*** Block opens ***
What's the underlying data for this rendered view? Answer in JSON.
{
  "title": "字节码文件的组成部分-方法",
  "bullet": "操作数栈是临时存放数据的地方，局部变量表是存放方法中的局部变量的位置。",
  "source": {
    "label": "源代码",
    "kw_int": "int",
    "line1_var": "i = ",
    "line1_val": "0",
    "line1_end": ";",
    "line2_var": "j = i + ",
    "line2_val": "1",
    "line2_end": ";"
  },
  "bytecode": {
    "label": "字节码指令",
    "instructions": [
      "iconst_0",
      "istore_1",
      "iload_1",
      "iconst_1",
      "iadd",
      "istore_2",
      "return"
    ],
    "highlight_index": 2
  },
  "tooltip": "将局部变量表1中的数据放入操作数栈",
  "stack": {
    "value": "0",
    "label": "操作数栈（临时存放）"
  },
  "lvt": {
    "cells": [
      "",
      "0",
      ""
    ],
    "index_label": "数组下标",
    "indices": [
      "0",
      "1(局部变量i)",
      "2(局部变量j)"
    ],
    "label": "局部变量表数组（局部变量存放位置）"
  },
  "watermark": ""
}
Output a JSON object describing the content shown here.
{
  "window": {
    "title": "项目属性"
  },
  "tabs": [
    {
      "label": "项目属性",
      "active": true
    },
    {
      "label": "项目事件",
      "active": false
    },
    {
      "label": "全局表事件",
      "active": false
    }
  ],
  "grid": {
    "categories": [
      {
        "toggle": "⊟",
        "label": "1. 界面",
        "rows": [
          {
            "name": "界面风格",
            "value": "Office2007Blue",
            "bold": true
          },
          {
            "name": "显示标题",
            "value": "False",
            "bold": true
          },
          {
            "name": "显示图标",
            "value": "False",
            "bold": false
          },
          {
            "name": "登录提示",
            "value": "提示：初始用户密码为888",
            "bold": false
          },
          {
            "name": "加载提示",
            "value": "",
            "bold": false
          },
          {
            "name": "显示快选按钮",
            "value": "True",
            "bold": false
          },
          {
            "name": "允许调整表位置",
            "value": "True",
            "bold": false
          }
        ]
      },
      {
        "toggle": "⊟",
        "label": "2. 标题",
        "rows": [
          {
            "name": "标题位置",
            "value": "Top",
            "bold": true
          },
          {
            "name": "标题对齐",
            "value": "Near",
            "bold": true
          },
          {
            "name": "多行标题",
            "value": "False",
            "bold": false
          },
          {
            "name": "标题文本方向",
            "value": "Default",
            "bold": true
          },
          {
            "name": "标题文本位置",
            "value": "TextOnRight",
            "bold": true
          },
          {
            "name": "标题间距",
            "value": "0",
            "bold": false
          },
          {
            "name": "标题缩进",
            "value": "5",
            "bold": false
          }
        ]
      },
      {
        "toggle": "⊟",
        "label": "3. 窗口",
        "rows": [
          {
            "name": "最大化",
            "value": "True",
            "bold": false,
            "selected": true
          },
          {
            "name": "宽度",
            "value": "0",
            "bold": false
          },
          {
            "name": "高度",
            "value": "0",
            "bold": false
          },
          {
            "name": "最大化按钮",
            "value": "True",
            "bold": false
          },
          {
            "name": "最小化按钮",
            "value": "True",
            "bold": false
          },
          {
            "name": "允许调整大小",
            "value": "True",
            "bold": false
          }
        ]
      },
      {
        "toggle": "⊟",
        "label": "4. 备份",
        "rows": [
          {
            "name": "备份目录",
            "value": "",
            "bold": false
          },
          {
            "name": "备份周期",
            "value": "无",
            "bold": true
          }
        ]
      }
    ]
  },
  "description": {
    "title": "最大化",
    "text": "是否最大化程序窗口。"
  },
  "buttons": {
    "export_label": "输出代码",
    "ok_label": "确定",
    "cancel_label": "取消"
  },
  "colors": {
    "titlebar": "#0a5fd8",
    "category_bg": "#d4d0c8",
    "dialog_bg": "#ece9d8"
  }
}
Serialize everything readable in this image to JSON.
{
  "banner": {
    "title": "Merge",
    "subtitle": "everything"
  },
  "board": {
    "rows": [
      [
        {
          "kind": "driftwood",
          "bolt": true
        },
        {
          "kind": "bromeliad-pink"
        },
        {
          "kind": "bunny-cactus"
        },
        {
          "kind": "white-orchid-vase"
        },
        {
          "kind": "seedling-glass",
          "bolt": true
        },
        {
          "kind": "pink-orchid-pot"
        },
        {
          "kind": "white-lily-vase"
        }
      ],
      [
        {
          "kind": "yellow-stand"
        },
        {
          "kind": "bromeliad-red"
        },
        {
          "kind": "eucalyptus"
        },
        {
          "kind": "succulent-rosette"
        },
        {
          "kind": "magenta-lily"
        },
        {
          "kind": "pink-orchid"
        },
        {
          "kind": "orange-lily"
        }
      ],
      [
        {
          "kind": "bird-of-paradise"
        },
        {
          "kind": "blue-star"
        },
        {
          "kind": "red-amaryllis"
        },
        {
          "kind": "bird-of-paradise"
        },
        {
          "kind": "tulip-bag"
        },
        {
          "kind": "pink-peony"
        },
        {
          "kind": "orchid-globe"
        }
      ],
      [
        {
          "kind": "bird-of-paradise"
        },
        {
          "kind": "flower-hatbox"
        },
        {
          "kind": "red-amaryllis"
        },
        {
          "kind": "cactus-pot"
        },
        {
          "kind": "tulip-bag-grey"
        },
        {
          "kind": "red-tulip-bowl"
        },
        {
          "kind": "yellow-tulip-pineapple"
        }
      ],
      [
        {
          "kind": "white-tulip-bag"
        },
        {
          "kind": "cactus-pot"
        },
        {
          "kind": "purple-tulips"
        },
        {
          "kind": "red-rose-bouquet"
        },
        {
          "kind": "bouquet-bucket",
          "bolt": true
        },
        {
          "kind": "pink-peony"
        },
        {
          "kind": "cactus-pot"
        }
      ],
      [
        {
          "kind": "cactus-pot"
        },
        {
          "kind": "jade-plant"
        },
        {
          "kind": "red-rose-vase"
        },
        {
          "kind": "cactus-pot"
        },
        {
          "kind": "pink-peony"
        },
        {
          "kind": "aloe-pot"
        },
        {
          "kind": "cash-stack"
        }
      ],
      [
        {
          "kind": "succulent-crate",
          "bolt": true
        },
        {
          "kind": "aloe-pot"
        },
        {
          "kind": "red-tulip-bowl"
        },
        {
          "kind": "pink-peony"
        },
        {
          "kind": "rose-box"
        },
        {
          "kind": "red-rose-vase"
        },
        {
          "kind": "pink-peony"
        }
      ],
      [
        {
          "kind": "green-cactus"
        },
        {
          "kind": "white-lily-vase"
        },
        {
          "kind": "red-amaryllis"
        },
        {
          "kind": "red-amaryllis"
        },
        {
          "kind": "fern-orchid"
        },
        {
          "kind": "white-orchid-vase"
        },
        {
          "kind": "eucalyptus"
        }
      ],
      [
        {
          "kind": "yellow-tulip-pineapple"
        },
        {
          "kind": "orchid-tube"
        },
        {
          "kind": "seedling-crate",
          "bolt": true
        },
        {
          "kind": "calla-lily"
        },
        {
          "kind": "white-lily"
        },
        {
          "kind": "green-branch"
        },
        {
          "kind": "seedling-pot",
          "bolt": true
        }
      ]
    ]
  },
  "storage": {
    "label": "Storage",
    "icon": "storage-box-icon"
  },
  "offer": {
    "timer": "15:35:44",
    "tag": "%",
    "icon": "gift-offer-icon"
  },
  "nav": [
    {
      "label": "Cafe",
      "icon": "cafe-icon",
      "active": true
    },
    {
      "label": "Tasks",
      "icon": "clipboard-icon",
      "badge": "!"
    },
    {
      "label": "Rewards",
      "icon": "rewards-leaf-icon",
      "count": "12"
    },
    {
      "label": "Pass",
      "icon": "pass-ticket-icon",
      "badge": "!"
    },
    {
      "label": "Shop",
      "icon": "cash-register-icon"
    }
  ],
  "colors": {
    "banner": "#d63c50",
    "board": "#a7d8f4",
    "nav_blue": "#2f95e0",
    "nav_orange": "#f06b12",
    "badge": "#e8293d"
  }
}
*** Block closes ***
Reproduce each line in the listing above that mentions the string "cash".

          "kind": "cash-stack"
      "icon": "cash-register-icon"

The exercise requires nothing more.